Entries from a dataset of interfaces

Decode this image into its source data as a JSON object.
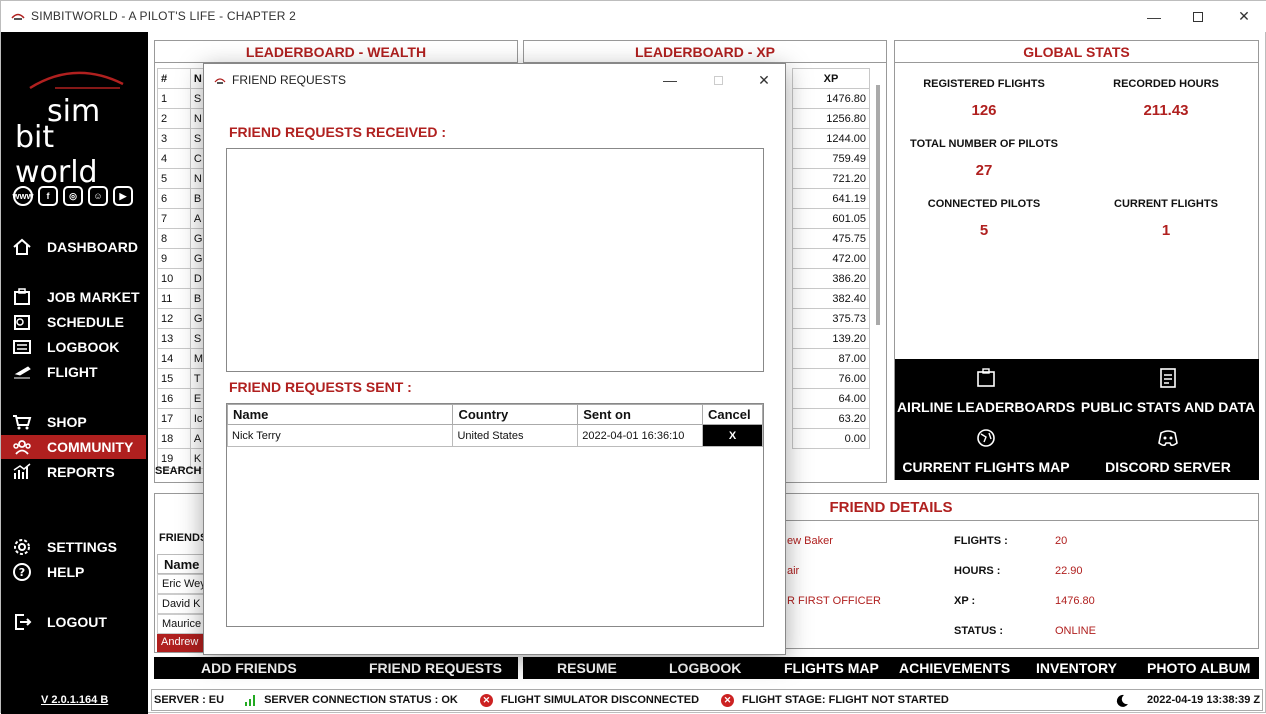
{
  "window": {
    "title": "SIMBITWORLD - A PILOT'S LIFE - CHAPTER 2"
  },
  "sidebar": {
    "logo_line1": "sim",
    "logo_line2": "bit world",
    "social": [
      "www",
      "f",
      "ig",
      "dc",
      "yt"
    ],
    "items": [
      {
        "label": "DASHBOARD",
        "icon": "home-icon"
      },
      {
        "label": "JOB MARKET",
        "icon": "clipboard-icon"
      },
      {
        "label": "SCHEDULE",
        "icon": "calendar-icon"
      },
      {
        "label": "LOGBOOK",
        "icon": "book-icon"
      },
      {
        "label": "FLIGHT",
        "icon": "plane-icon"
      },
      {
        "label": "SHOP",
        "icon": "cart-icon"
      },
      {
        "label": "COMMUNITY",
        "icon": "people-icon"
      },
      {
        "label": "REPORTS",
        "icon": "chart-icon"
      },
      {
        "label": "SETTINGS",
        "icon": "gear-icon"
      },
      {
        "label": "HELP",
        "icon": "help-icon"
      },
      {
        "label": "LOGOUT",
        "icon": "logout-icon"
      }
    ],
    "version": "V 2.0.1.164 B",
    "accent": "#b0201f"
  },
  "wealth": {
    "title": "LEADERBOARD - WEALTH",
    "col_rank": "#",
    "col_name": "N",
    "rows": [
      {
        "rank": "1",
        "name": "S"
      },
      {
        "rank": "2",
        "name": "N"
      },
      {
        "rank": "3",
        "name": "S"
      },
      {
        "rank": "4",
        "name": "C"
      },
      {
        "rank": "5",
        "name": "N"
      },
      {
        "rank": "6",
        "name": "B"
      },
      {
        "rank": "7",
        "name": "A"
      },
      {
        "rank": "8",
        "name": "G"
      },
      {
        "rank": "9",
        "name": "G"
      },
      {
        "rank": "10",
        "name": "D"
      },
      {
        "rank": "11",
        "name": "B"
      },
      {
        "rank": "12",
        "name": "G"
      },
      {
        "rank": "13",
        "name": "S"
      },
      {
        "rank": "14",
        "name": "M"
      },
      {
        "rank": "15",
        "name": "T"
      },
      {
        "rank": "16",
        "name": "E"
      },
      {
        "rank": "17",
        "name": "Ic"
      },
      {
        "rank": "18",
        "name": "A"
      },
      {
        "rank": "19",
        "name": "K"
      }
    ],
    "search_label": "SEARCH"
  },
  "xp": {
    "title": "LEADERBOARD - XP",
    "col_xp": "XP",
    "values": [
      "1476.80",
      "1256.80",
      "1244.00",
      "759.49",
      "721.20",
      "641.19",
      "601.05",
      "475.75",
      "472.00",
      "386.20",
      "382.40",
      "375.73",
      "139.20",
      "87.00",
      "76.00",
      "64.00",
      "63.20",
      "0.00"
    ]
  },
  "global": {
    "title": "GLOBAL STATS",
    "registered_flights_label": "REGISTERED FLIGHTS",
    "registered_flights": "126",
    "recorded_hours_label": "RECORDED HOURS",
    "recorded_hours": "211.43",
    "total_pilots_label": "TOTAL NUMBER OF PILOTS",
    "total_pilots": "27",
    "connected_pilots_label": "CONNECTED PILOTS",
    "connected_pilots": "5",
    "current_flights_label": "CURRENT FLIGHTS",
    "current_flights": "1",
    "links": {
      "airline_leaderboards": "AIRLINE LEADERBOARDS",
      "public_stats": "PUBLIC STATS AND DATA",
      "current_flights_map": "CURRENT FLIGHTS MAP",
      "discord_server": "DISCORD SERVER"
    }
  },
  "friends": {
    "friends_label": "FRIENDS",
    "col_name": "Name",
    "list": [
      "Eric Wey",
      "David K",
      "Maurice",
      "Andrew"
    ]
  },
  "friend_details": {
    "title": "FRIEND DETAILS",
    "name_partial": "ew Baker",
    "airline_partial": "air",
    "rank_partial": "R FIRST OFFICER",
    "flights_label": "FLIGHTS :",
    "flights": "20",
    "hours_label": "HOURS :",
    "hours": "22.90",
    "xp_label": "XP :",
    "xp": "1476.80",
    "status_label": "STATUS :",
    "status": "ONLINE"
  },
  "bottom_actions": {
    "add_friends": "ADD FRIENDS",
    "friend_requests": "FRIEND REQUESTS",
    "resume": "RESUME",
    "logbook": "LOGBOOK",
    "flights_map": "FLIGHTS MAP",
    "achievements": "ACHIEVEMENTS",
    "inventory": "INVENTORY",
    "photo_album": "PHOTO ALBUM"
  },
  "status_bar": {
    "server": "SERVER : EU",
    "connection": "SERVER CONNECTION STATUS : OK",
    "simulator": "FLIGHT SIMULATOR DISCONNECTED",
    "stage": "FLIGHT STAGE: FLIGHT NOT STARTED",
    "datetime": "2022-04-19 13:38:39 Z"
  },
  "modal": {
    "title": "FRIEND REQUESTS",
    "received_heading": "FRIEND REQUESTS RECEIVED :",
    "sent_heading": "FRIEND REQUESTS SENT :",
    "columns": {
      "name": "Name",
      "country": "Country",
      "sent_on": "Sent on",
      "cancel": "Cancel"
    },
    "sent": [
      {
        "name": "Nick Terry",
        "country": "United States",
        "sent_on": "2022-04-01 16:36:10",
        "cancel": "X"
      }
    ]
  }
}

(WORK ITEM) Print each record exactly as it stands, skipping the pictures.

(RESPONSE)
Decode this image into its source data as a JSON object.
{
  "window": {
    "title": "SIMBITWORLD - A PILOT'S LIFE - CHAPTER 2"
  },
  "sidebar": {
    "logo_line1": "sim",
    "logo_line2": "bit world",
    "social": [
      "www",
      "f",
      "ig",
      "dc",
      "yt"
    ],
    "items": [
      {
        "label": "DASHBOARD",
        "icon": "home-icon"
      },
      {
        "label": "JOB MARKET",
        "icon": "clipboard-icon"
      },
      {
        "label": "SCHEDULE",
        "icon": "calendar-icon"
      },
      {
        "label": "LOGBOOK",
        "icon": "book-icon"
      },
      {
        "label": "FLIGHT",
        "icon": "plane-icon"
      },
      {
        "label": "SHOP",
        "icon": "cart-icon"
      },
      {
        "label": "COMMUNITY",
        "icon": "people-icon"
      },
      {
        "label": "REPORTS",
        "icon": "chart-icon"
      },
      {
        "label": "SETTINGS",
        "icon": "gear-icon"
      },
      {
        "label": "HELP",
        "icon": "help-icon"
      },
      {
        "label": "LOGOUT",
        "icon": "logout-icon"
      }
    ],
    "version": "V 2.0.1.164 B",
    "accent": "#b0201f"
  },
  "wealth": {
    "title": "LEADERBOARD - WEALTH",
    "col_rank": "#",
    "col_name": "N",
    "rows": [
      {
        "rank": "1",
        "name": "S"
      },
      {
        "rank": "2",
        "name": "N"
      },
      {
        "rank": "3",
        "name": "S"
      },
      {
        "rank": "4",
        "name": "C"
      },
      {
        "rank": "5",
        "name": "N"
      },
      {
        "rank": "6",
        "name": "B"
      },
      {
        "rank": "7",
        "name": "A"
      },
      {
        "rank": "8",
        "name": "G"
      },
      {
        "rank": "9",
        "name": "G"
      },
      {
        "rank": "10",
        "name": "D"
      },
      {
        "rank": "11",
        "name": "B"
      },
      {
        "rank": "12",
        "name": "G"
      },
      {
        "rank": "13",
        "name": "S"
      },
      {
        "rank": "14",
        "name": "M"
      },
      {
        "rank": "15",
        "name": "T"
      },
      {
        "rank": "16",
        "name": "E"
      },
      {
        "rank": "17",
        "name": "Ic"
      },
      {
        "rank": "18",
        "name": "A"
      },
      {
        "rank": "19",
        "name": "K"
      }
    ],
    "search_label": "SEARCH"
  },
  "xp": {
    "title": "LEADERBOARD - XP",
    "col_xp": "XP",
    "values": [
      "1476.80",
      "1256.80",
      "1244.00",
      "759.49",
      "721.20",
      "641.19",
      "601.05",
      "475.75",
      "472.00",
      "386.20",
      "382.40",
      "375.73",
      "139.20",
      "87.00",
      "76.00",
      "64.00",
      "63.20",
      "0.00"
    ]
  },
  "global": {
    "title": "GLOBAL STATS",
    "registered_flights_label": "REGISTERED FLIGHTS",
    "registered_flights": "126",
    "recorded_hours_label": "RECORDED HOURS",
    "recorded_hours": "211.43",
    "total_pilots_label": "TOTAL NUMBER OF PILOTS",
    "total_pilots": "27",
    "connected_pilots_label": "CONNECTED PILOTS",
    "connected_pilots": "5",
    "current_flights_label": "CURRENT FLIGHTS",
    "current_flights": "1",
    "links": {
      "airline_leaderboards": "AIRLINE LEADERBOARDS",
      "public_stats": "PUBLIC STATS AND DATA",
      "current_flights_map": "CURRENT FLIGHTS MAP",
      "discord_server": "DISCORD SERVER"
    }
  },
  "friends": {
    "friends_label": "FRIENDS",
    "col_name": "Name",
    "list": [
      "Eric Wey",
      "David K",
      "Maurice",
      "Andrew"
    ]
  },
  "friend_details": {
    "title": "FRIEND DETAILS",
    "name_partial": "ew Baker",
    "airline_partial": "air",
    "rank_partial": "R FIRST OFFICER",
    "flights_label": "FLIGHTS :",
    "flights": "20",
    "hours_label": "HOURS :",
    "hours": "22.90",
    "xp_label": "XP :",
    "xp": "1476.80",
    "status_label": "STATUS :",
    "status": "ONLINE"
  },
  "bottom_actions": {
    "add_friends": "ADD FRIENDS",
    "friend_requests": "FRIEND REQUESTS",
    "resume": "RESUME",
    "logbook": "LOGBOOK",
    "flights_map": "FLIGHTS MAP",
    "achievements": "ACHIEVEMENTS",
    "inventory": "INVENTORY",
    "photo_album": "PHOTO ALBUM"
  },
  "status_bar": {
    "server": "SERVER : EU",
    "connection": "SERVER CONNECTION STATUS : OK",
    "simulator": "FLIGHT SIMULATOR DISCONNECTED",
    "stage": "FLIGHT STAGE: FLIGHT NOT STARTED",
    "datetime": "2022-04-19 13:38:39 Z"
  },
  "modal": {
    "title": "FRIEND REQUESTS",
    "received_heading": "FRIEND REQUESTS RECEIVED :",
    "sent_heading": "FRIEND REQUESTS SENT :",
    "columns": {
      "name": "Name",
      "country": "Country",
      "sent_on": "Sent on",
      "cancel": "Cancel"
    },
    "sent": [
      {
        "name": "Nick Terry",
        "country": "United States",
        "sent_on": "2022-04-01 16:36:10",
        "cancel": "X"
      }
    ]
  }
}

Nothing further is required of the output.